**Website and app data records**

+++

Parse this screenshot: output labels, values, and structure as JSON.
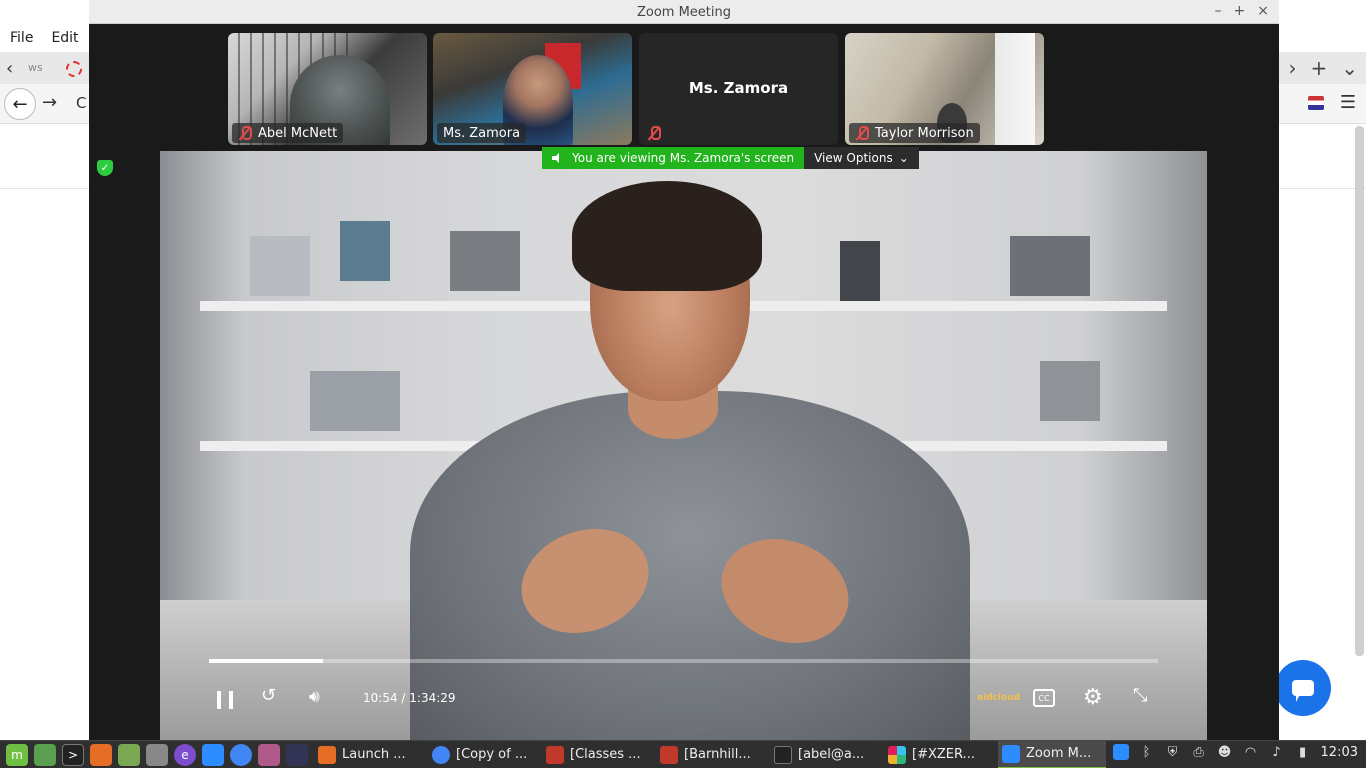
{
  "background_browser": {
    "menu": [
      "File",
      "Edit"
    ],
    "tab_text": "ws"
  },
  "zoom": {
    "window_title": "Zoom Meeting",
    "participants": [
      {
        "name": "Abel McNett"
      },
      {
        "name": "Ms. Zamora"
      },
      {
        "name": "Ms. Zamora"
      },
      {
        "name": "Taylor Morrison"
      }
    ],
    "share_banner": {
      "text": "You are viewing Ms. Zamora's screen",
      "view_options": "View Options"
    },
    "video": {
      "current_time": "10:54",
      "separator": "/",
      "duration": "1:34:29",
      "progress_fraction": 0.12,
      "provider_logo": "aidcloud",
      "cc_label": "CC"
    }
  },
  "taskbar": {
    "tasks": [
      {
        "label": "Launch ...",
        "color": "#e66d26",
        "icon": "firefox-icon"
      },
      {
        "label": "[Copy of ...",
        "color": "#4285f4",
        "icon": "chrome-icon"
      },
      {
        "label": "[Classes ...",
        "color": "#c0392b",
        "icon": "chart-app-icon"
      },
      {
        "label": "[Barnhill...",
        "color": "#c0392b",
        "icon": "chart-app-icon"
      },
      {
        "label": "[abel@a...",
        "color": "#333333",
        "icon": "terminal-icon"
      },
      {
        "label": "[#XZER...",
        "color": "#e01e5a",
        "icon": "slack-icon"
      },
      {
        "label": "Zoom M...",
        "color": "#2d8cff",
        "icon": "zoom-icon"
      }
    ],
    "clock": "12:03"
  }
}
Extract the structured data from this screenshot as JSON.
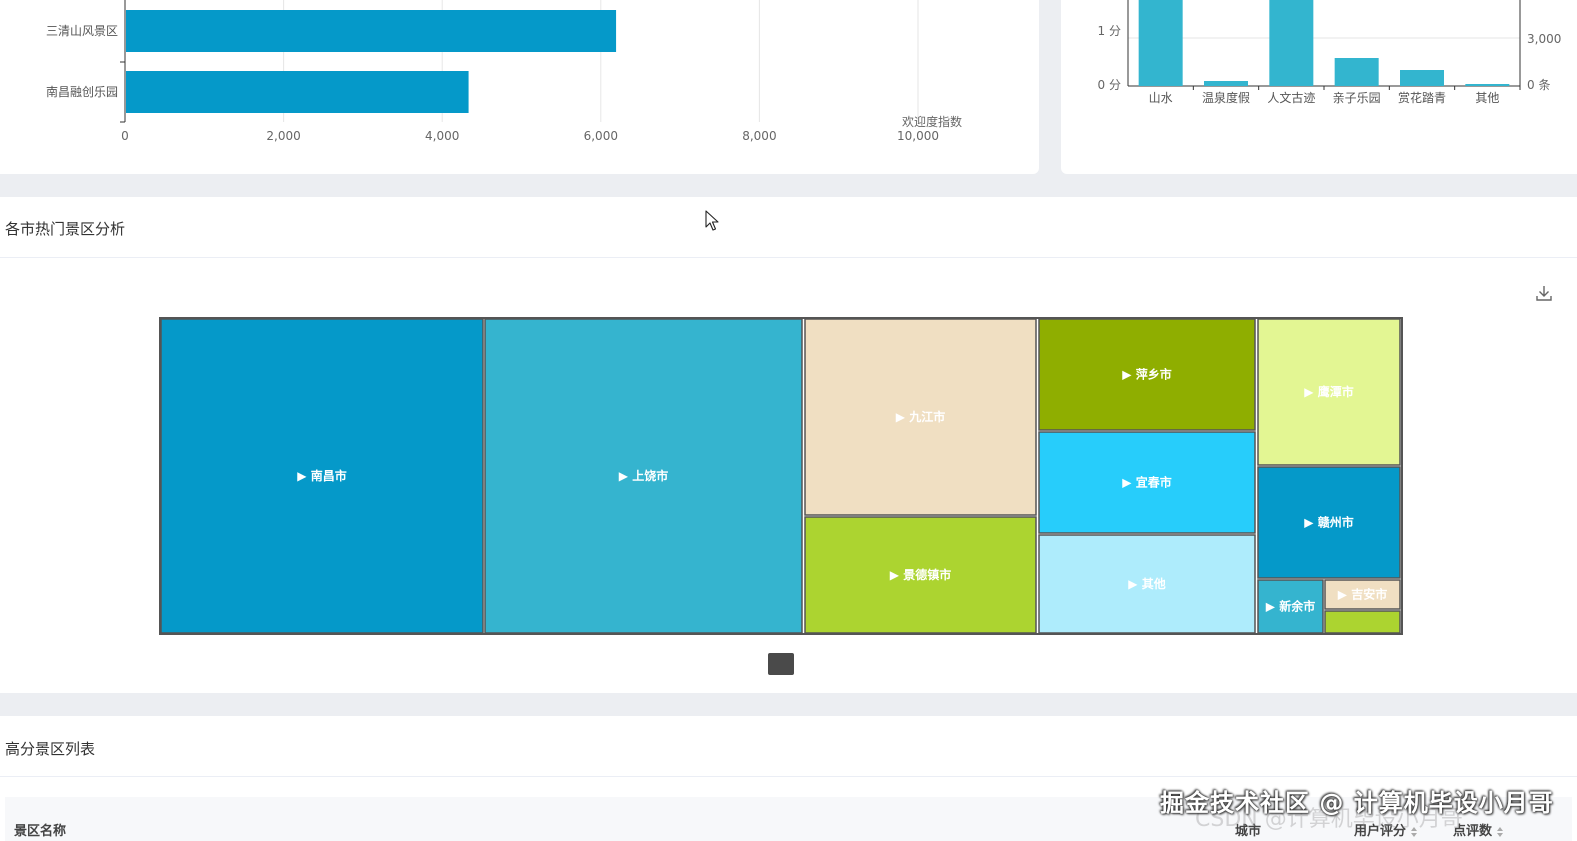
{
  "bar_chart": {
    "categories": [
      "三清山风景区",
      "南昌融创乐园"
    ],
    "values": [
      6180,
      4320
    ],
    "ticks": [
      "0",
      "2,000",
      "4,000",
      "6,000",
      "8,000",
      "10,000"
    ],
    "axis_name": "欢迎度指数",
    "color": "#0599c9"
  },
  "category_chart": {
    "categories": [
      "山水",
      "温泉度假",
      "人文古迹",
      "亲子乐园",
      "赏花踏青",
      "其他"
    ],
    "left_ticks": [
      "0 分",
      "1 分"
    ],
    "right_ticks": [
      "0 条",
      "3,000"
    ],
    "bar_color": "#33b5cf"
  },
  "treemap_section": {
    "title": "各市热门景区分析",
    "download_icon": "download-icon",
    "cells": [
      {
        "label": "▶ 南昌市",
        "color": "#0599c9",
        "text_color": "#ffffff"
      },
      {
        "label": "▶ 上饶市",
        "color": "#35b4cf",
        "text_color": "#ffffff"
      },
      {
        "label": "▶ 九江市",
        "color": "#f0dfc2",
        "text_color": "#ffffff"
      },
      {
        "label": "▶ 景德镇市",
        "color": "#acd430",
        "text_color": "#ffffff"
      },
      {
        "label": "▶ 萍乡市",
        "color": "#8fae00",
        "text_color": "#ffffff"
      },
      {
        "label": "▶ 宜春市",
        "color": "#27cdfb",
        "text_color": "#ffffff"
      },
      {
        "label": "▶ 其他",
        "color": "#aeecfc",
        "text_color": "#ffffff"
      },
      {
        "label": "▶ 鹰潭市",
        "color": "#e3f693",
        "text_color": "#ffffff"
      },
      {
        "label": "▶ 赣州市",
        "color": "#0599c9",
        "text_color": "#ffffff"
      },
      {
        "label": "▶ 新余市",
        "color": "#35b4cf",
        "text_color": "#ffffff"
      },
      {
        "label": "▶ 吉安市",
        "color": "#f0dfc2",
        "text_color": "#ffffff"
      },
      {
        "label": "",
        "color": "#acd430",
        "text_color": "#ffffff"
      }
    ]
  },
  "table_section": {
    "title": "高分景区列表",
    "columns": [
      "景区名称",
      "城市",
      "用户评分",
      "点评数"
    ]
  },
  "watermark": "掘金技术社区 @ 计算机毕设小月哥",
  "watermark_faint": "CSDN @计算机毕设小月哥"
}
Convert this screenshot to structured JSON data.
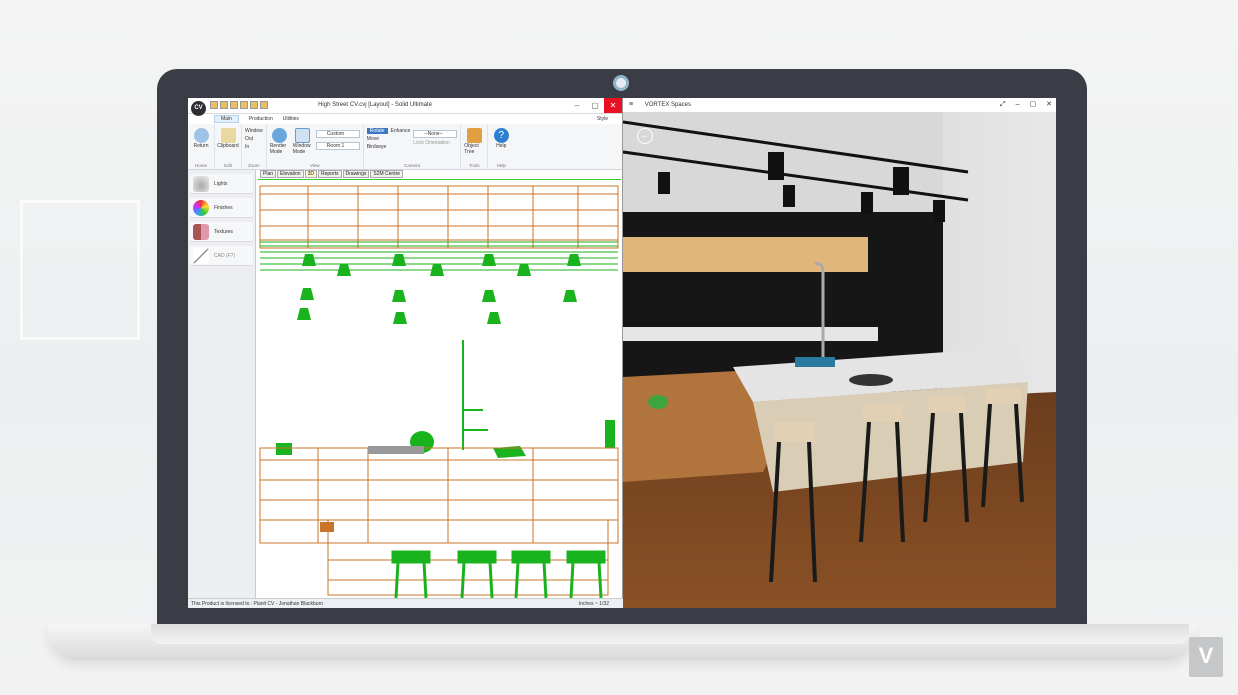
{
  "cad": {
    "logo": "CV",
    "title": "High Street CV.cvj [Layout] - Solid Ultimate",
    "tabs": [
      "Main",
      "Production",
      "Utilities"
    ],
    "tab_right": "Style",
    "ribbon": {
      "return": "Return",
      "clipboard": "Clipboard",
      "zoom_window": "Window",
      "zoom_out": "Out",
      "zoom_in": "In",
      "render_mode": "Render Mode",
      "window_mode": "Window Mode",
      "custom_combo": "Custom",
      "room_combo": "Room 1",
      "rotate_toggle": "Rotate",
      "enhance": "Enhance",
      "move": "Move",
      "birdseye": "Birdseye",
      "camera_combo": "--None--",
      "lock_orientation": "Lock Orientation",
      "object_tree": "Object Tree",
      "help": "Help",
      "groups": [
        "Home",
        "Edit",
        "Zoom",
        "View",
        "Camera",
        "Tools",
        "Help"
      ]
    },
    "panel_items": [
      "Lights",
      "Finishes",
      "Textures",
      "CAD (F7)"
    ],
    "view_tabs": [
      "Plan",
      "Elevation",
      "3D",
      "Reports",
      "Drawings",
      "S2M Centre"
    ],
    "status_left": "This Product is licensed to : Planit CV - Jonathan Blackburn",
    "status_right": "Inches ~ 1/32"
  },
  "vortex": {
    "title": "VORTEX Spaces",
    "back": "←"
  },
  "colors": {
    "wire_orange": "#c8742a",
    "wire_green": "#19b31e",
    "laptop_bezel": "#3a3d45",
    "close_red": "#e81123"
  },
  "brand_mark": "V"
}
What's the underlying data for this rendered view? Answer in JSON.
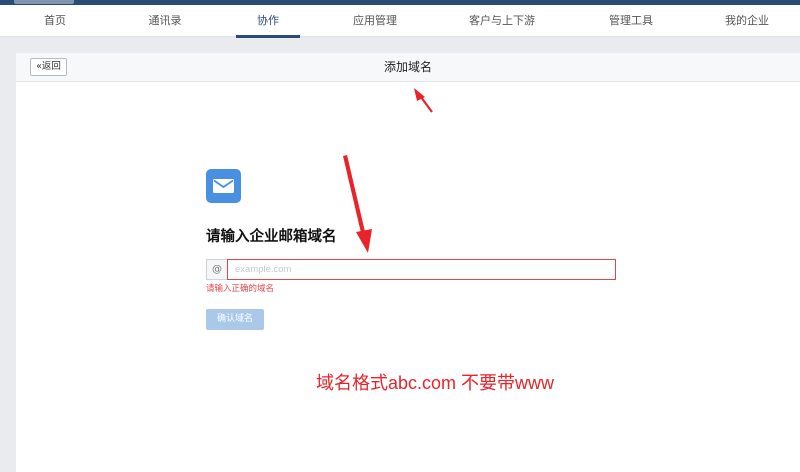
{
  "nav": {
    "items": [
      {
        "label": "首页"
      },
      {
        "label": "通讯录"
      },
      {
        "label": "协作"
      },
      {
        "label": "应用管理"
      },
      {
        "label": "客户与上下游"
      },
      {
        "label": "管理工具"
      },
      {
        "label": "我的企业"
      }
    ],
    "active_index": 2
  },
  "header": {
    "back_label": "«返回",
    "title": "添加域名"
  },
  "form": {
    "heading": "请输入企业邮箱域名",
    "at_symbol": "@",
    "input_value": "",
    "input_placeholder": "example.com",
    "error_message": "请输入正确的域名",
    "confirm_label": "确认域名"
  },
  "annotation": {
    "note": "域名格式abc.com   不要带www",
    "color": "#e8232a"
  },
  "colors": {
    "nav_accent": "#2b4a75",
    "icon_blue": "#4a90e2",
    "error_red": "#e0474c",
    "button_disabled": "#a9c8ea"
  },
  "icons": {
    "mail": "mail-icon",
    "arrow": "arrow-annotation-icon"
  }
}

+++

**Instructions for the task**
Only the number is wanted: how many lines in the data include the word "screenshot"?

**Answer box**
3